Manchester has seen the number of child emotional abuse cases surge by half in the last four years, claims the NSPCC.
The National Society for Prevention of Cruelty to Children released figures today which have shown almost a 50% rise across England and Wales in emotional abuse cases that are so grave they have had to be referred for immediate action from children’s services and the police.
Across Greater Manchester, helpline staff have assisted 398 people who have contacted the NSPCC about emotional neglect and abuse in 2013/2014.
Of these cases, 263 were so serious they had to be referred to local authorities for further action, compared to 190 in 2012/2013 – an overall increase of 38%.

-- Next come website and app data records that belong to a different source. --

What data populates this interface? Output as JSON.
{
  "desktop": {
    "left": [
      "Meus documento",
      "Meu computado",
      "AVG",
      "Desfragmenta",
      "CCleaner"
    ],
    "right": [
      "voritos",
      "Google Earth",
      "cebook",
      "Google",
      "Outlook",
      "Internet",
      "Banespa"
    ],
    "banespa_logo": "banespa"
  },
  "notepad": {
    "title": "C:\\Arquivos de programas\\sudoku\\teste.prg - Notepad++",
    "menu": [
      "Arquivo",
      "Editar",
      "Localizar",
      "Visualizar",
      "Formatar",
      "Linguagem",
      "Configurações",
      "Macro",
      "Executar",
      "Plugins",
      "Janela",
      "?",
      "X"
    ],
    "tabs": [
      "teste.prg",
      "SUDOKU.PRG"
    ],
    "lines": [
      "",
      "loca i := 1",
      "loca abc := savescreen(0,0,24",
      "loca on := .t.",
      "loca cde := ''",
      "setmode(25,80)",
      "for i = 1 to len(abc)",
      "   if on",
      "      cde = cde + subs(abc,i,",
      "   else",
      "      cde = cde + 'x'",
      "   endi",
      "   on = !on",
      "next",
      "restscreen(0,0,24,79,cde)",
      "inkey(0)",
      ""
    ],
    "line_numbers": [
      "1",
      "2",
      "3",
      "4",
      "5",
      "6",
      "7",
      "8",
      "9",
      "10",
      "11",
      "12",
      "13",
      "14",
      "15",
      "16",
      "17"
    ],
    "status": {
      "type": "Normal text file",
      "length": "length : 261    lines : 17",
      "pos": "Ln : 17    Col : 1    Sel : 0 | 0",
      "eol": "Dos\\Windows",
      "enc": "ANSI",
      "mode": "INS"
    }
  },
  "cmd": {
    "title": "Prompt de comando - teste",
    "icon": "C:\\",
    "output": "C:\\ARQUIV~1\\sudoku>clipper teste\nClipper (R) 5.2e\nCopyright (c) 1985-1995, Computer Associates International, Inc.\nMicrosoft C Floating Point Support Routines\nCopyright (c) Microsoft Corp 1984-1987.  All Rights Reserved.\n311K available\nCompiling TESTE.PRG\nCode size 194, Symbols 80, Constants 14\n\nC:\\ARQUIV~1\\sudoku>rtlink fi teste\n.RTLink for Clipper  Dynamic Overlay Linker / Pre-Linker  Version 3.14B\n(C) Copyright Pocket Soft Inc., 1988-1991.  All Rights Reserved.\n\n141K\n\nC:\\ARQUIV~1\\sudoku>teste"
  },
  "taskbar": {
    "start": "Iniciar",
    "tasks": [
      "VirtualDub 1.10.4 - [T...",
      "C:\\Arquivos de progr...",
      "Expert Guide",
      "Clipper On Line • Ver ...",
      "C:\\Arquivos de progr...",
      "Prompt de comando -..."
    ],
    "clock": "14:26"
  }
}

The North West region saw an increase of 43%, with 498 cases being referred this year compared to 348 last year.
Emotional abuse is defined as the persistent emotional maltreatment of a child which causes severe adverse effects, such as conveying that the child is worthless, bullying or ridiculing them.
More cases of emotional abuse are being recorded every year, despite other forms of abuse declining, and there has been nearly a 50% increase in reported cases of emotional abuse since 2009.
In total, more than 60,000 people contacted the NSPCC helpline this year, an increase of 21% since last year.
However, Regional Communications Officer for NSPCC North West Emma Harvey explained that this does not necessarily mean there are more children being abused, she said: “People have an increased awareness of child abuse nowadays.
“High profile cases in the media have alerted people to being more aware of it.”
Action for Children Chief Executive Sir Tony Hawkhead said: “This increase in calls from the public shows both the scale and seriousness of emotional abuse and a heightened awareness of it.
“Action for Children has campaigned for three years to include emotional as well as physical harm in child neglect laws because while emotional abuse may not leave visible scars, its impact on young people can be devastating, leading to life-long mental health problems and, in extreme cases, to suicide.
“A new law would help children living in cruel and unbearable situations.”
The law on neglect is 80-years-old and both the NSPCC and Action for Children are calling for it to be urgently updated.
Today’s figures come as the government considers the ‘Cinderella Law’, which amounted from Action for Children’s three-year campaign.
The proposed law would amend the outdated 1933 Children and Young Persons Act criminal offence of child cruelty to include emotional neglect and abuse, as well as physical.
Image courtesy of apdk with thanks